##### EXTRACTED INFORMATION #####
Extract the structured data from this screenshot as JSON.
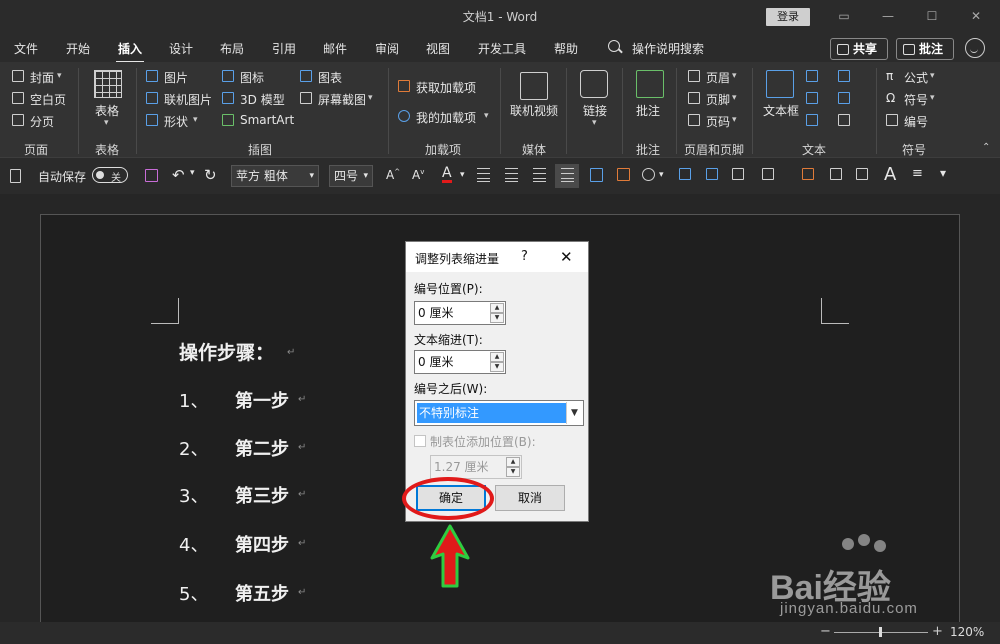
{
  "window": {
    "title": "文档1 - Word",
    "login_label": "登录"
  },
  "menu": {
    "tabs": [
      "文件",
      "开始",
      "插入",
      "设计",
      "布局",
      "引用",
      "邮件",
      "审阅",
      "视图",
      "开发工具",
      "帮助"
    ],
    "active_tab": "插入",
    "search_label": "操作说明搜索",
    "share_label": "共享",
    "comment_label": "批注"
  },
  "ribbon": {
    "pages": {
      "items": [
        "封面",
        "空白页",
        "分页"
      ],
      "group": "页面"
    },
    "tables": {
      "item": "表格",
      "group": "表格"
    },
    "illustrations": {
      "col1": [
        "图片",
        "联机图片",
        "形状"
      ],
      "col2": [
        "图标",
        "3D 模型",
        "SmartArt"
      ],
      "col3": [
        "图表",
        "屏幕截图"
      ],
      "group": "插图"
    },
    "addins": {
      "items": [
        "获取加载项",
        "我的加载项"
      ],
      "group": "加载项"
    },
    "media": {
      "item": "联机视频",
      "group": "媒体"
    },
    "links": {
      "item": "链接",
      "group": ""
    },
    "comments": {
      "item": "批注",
      "group": "批注"
    },
    "header_footer": {
      "items": [
        "页眉",
        "页脚",
        "页码"
      ],
      "group": "页眉和页脚"
    },
    "text": {
      "item": "文本框",
      "group": "文本"
    },
    "symbols": {
      "items": [
        "公式",
        "符号",
        "编号"
      ],
      "group": "符号"
    }
  },
  "qat": {
    "autosave_label": "自动保存",
    "autosave_state": "关",
    "font_name": "苹方 粗体",
    "font_size": "四号"
  },
  "document": {
    "heading": "操作步骤：",
    "paragraph_mark": "↵",
    "steps": [
      {
        "num": "1、",
        "text": "第一步"
      },
      {
        "num": "2、",
        "text": "第二步"
      },
      {
        "num": "3、",
        "text": "第三步"
      },
      {
        "num": "4、",
        "text": "第四步"
      },
      {
        "num": "5、",
        "text": "第五步"
      }
    ]
  },
  "dialog": {
    "title": "调整列表缩进量",
    "help": "?",
    "close": "✕",
    "number_position_label": "编号位置(P):",
    "number_position_value": "0 厘米",
    "text_indent_label": "文本缩进(T):",
    "text_indent_value": "0 厘米",
    "follow_label": "编号之后(W):",
    "follow_value": "不特别标注",
    "tabstop_label": "制表位添加位置(B):",
    "tabstop_value": "1.27 厘米",
    "ok_label": "确定",
    "cancel_label": "取消"
  },
  "status": {
    "zoom": "120%"
  },
  "watermark": {
    "brand": "Bai经验",
    "url": "jingyan.baidu.com"
  },
  "colors": {
    "accent_red": "#e11a1a",
    "arrow_green": "#2ecc40",
    "selection_blue": "#3399ff"
  }
}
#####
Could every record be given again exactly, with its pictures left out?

Extract the structured data from this screenshot as JSON.
{
  "window": {
    "title": "文档1 - Word",
    "login_label": "登录"
  },
  "menu": {
    "tabs": [
      "文件",
      "开始",
      "插入",
      "设计",
      "布局",
      "引用",
      "邮件",
      "审阅",
      "视图",
      "开发工具",
      "帮助"
    ],
    "active_tab": "插入",
    "search_label": "操作说明搜索",
    "share_label": "共享",
    "comment_label": "批注"
  },
  "ribbon": {
    "pages": {
      "items": [
        "封面",
        "空白页",
        "分页"
      ],
      "group": "页面"
    },
    "tables": {
      "item": "表格",
      "group": "表格"
    },
    "illustrations": {
      "col1": [
        "图片",
        "联机图片",
        "形状"
      ],
      "col2": [
        "图标",
        "3D 模型",
        "SmartArt"
      ],
      "col3": [
        "图表",
        "屏幕截图"
      ],
      "group": "插图"
    },
    "addins": {
      "items": [
        "获取加载项",
        "我的加载项"
      ],
      "group": "加载项"
    },
    "media": {
      "item": "联机视频",
      "group": "媒体"
    },
    "links": {
      "item": "链接",
      "group": ""
    },
    "comments": {
      "item": "批注",
      "group": "批注"
    },
    "header_footer": {
      "items": [
        "页眉",
        "页脚",
        "页码"
      ],
      "group": "页眉和页脚"
    },
    "text": {
      "item": "文本框",
      "group": "文本"
    },
    "symbols": {
      "items": [
        "公式",
        "符号",
        "编号"
      ],
      "group": "符号"
    }
  },
  "qat": {
    "autosave_label": "自动保存",
    "autosave_state": "关",
    "font_name": "苹方 粗体",
    "font_size": "四号"
  },
  "document": {
    "heading": "操作步骤：",
    "paragraph_mark": "↵",
    "steps": [
      {
        "num": "1、",
        "text": "第一步"
      },
      {
        "num": "2、",
        "text": "第二步"
      },
      {
        "num": "3、",
        "text": "第三步"
      },
      {
        "num": "4、",
        "text": "第四步"
      },
      {
        "num": "5、",
        "text": "第五步"
      }
    ]
  },
  "dialog": {
    "title": "调整列表缩进量",
    "help": "?",
    "close": "✕",
    "number_position_label": "编号位置(P):",
    "number_position_value": "0 厘米",
    "text_indent_label": "文本缩进(T):",
    "text_indent_value": "0 厘米",
    "follow_label": "编号之后(W):",
    "follow_value": "不特别标注",
    "tabstop_label": "制表位添加位置(B):",
    "tabstop_value": "1.27 厘米",
    "ok_label": "确定",
    "cancel_label": "取消"
  },
  "status": {
    "zoom": "120%"
  },
  "watermark": {
    "brand": "Bai经验",
    "url": "jingyan.baidu.com"
  },
  "colors": {
    "accent_red": "#e11a1a",
    "arrow_green": "#2ecc40",
    "selection_blue": "#3399ff"
  }
}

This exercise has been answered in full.